* [EXERCISE BRIEF]: Wherever the listing has a line with the string "historial", copy that line out.

━━━━━━━━

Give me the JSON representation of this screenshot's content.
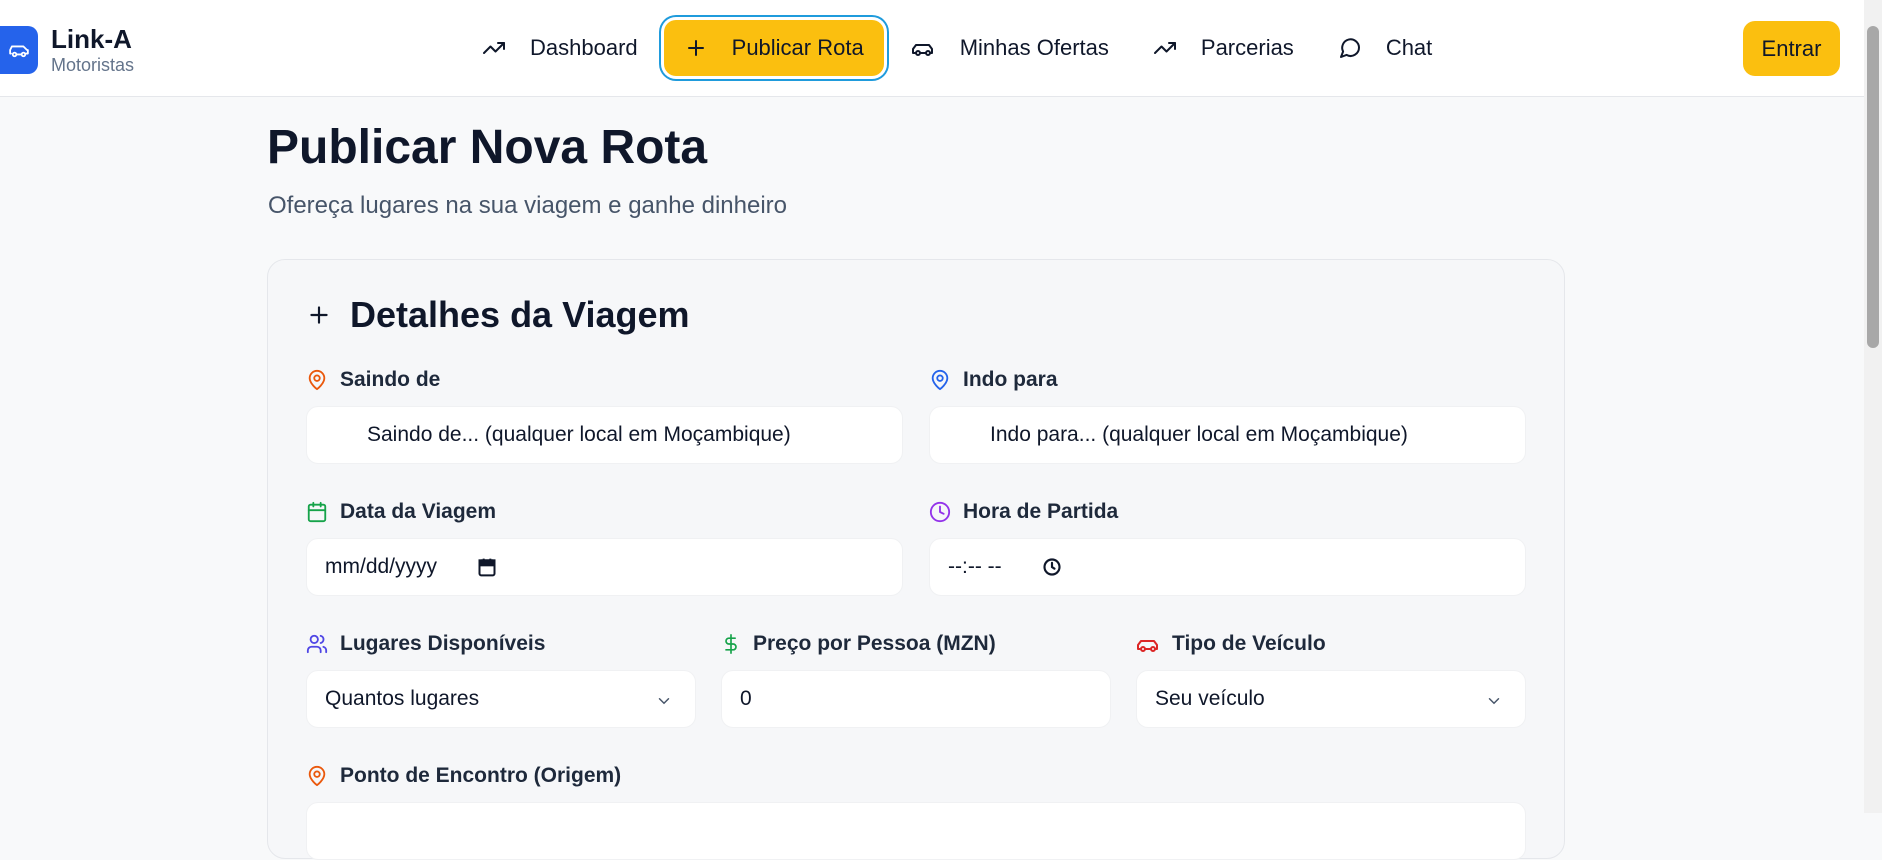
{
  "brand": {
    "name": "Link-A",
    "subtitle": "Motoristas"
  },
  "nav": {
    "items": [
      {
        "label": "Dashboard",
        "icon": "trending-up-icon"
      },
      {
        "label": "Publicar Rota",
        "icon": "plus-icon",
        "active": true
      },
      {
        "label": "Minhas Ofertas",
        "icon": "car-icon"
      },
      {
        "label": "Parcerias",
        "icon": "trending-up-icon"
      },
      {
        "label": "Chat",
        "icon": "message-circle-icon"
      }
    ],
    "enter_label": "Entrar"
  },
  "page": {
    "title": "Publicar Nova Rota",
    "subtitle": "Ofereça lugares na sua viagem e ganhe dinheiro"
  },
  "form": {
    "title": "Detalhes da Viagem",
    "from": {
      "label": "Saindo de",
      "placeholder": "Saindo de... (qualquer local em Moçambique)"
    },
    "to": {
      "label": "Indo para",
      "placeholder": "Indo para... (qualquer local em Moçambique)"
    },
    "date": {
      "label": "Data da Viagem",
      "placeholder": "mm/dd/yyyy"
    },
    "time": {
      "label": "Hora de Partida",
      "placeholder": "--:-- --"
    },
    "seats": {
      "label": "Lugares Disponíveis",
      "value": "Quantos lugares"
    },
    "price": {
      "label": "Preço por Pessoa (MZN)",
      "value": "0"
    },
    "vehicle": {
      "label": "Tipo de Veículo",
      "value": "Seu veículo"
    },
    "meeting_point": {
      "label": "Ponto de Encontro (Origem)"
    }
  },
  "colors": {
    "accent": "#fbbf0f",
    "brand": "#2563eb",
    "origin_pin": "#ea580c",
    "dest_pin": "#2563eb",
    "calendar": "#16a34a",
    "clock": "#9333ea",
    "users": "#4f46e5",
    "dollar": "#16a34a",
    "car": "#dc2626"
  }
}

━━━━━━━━

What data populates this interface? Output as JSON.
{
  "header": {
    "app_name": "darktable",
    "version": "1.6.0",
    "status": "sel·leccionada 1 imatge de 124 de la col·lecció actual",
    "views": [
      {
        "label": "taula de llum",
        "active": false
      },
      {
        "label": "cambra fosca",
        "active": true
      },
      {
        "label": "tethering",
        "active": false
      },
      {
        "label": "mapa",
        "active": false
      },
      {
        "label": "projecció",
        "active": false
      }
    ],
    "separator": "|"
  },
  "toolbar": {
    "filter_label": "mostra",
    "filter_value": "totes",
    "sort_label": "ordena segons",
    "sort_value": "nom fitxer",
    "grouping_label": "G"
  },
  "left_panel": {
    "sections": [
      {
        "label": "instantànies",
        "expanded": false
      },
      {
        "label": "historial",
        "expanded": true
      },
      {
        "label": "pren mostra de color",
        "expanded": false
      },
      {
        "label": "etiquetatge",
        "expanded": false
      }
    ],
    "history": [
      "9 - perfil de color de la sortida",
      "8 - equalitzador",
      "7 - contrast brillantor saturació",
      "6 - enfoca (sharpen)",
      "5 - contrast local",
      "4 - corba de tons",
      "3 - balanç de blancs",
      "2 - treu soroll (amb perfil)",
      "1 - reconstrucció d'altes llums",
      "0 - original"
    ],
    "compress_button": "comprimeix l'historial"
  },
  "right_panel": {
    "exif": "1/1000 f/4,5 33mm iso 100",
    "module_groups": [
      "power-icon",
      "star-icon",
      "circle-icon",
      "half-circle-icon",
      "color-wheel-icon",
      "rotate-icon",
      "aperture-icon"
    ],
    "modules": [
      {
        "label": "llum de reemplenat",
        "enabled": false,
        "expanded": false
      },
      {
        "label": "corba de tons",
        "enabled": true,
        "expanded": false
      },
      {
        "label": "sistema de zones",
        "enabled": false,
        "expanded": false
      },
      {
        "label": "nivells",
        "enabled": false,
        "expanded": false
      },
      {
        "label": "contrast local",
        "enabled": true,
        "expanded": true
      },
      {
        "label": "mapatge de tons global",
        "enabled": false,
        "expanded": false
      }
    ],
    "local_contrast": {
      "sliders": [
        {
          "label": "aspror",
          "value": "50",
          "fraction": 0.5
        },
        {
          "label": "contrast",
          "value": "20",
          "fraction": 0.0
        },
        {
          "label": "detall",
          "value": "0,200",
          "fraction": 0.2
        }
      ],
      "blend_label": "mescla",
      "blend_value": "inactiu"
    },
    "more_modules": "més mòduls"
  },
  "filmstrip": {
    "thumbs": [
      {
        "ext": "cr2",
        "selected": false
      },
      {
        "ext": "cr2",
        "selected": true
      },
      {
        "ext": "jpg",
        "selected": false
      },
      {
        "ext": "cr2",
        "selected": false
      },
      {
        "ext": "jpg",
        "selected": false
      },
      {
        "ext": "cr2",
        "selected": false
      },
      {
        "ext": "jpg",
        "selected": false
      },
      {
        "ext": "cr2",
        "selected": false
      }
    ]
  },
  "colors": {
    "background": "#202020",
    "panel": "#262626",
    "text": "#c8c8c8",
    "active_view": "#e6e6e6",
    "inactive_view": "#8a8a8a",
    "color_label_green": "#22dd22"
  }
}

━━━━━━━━

* [WORKED SOLUTION]:
        "label": "historial",
    "compress_button": "comprimeix l'historial"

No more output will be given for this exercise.